Station layoutEdit

M Overpass Crossover between platforms
platform level
Side platform, doors will open on the right
Track 1 Meadowlands Rail Line toward Hoboken (Secaucus Junction)
Track 2 Meadowlands Rail Line toward Hoboken (Secaucus Junction)
Island platform, doors will open on the left, right
Track 3 Meadowlands Rail Line toward Hoboken (Secaucus Junction)


The Meadowlands station opened on July 20, 2009 when a group of dignitaries including New Jersey Governor Jon Corzine, New York Giants owner John Mara, New York Jets owner Woody Johnson, and players from the Giants and Jets rode out on a special train from Hoboken for a ribbon-cutting ceremony.[5] The station officially opened to the public on July 26, 2009 for the championship game of the CONCACAF Gold Cup tournament between the United States and Mexico.
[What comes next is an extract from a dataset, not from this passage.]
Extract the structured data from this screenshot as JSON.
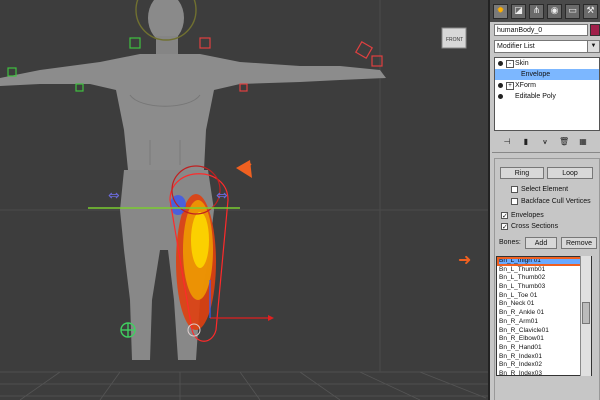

As many as 6,000 of the 80,000 attendees at the soccer game arrived at the complex using the station.[6]

In August 2009, New Jersey assemblymen Frederick Scalera and Gary Schaer advocated using the train station as a park and ride facility with weekday rush-hour service to help alleviate traffic congestion on the roadways leading to New York City, but the New Jersey Sports and Exposition Authority indicated this could create conflicts on evenings when other events are scheduled, such as those at the Izod Center.[7]

Although the new train service worked well for the first two regular season NFL games—when approximately 6,000-7,000 football fans arrived by rail—the first problems occurred on September 23, 2011, when 20,000 attendees at a U2 concert crammed onto trains. Some concertgoers had to wait up to two hours to board trains after the show, as the rail line can only accommodate a maximum capacity of 10,000 people per hour.[8][9]


  1. ^ "QUARTERLY RIDERSHIP TRENDS ANALYSIS" (PDF). New Jersey Transit. Archived from the original (PDF) on December 27, 2012. Retrieved January 4, 2013. Cite uses deprecated parameter |deadurl= (help)
  2. ^ a b "Meadowlands Rail Station". New Jersey Transit. January 2008. Retrieved 2009-10-08.
  3. ^ "American Dream mall will open Oct. 25, officials say". 2019-07-03. Retrieved 2019-09-10.
  4. ^ Alex, Dan; er. "NJ Transit bus service to American Dream mega mall at Meadowlands". New Jersey 101.5. Retrieved 2019-09-09.
  5. ^ Brennan, John (July 20, 2009). "Meadowlands rail service rolls out". The Record. Retrieved 2009-08-02.
  6. ^ Clunn, Nick (July 26, 2009). "Thousands hop on board new Meadowlands rail service". The Record. Retrieved 2009-08-02.
  7. ^ Dela Cruz, Christopher (August 19, 2009). "Lawmakers advocate using Meadowlands train service for park-and-ride". The Star-Ledger. Retrieved 2010-01-09.
  8. ^ Mascarenhas, Rohan (September 24, 2009). "20K fans throng Meadowlands trains for U2 concert". The Star-Ledger. Retrieved 2009-09-25.
  9. ^ "Meadowlands rails prove all the rage". The Star-Ledger. September 25, 2009. Retrieved 2009-09-25.

External linksEdit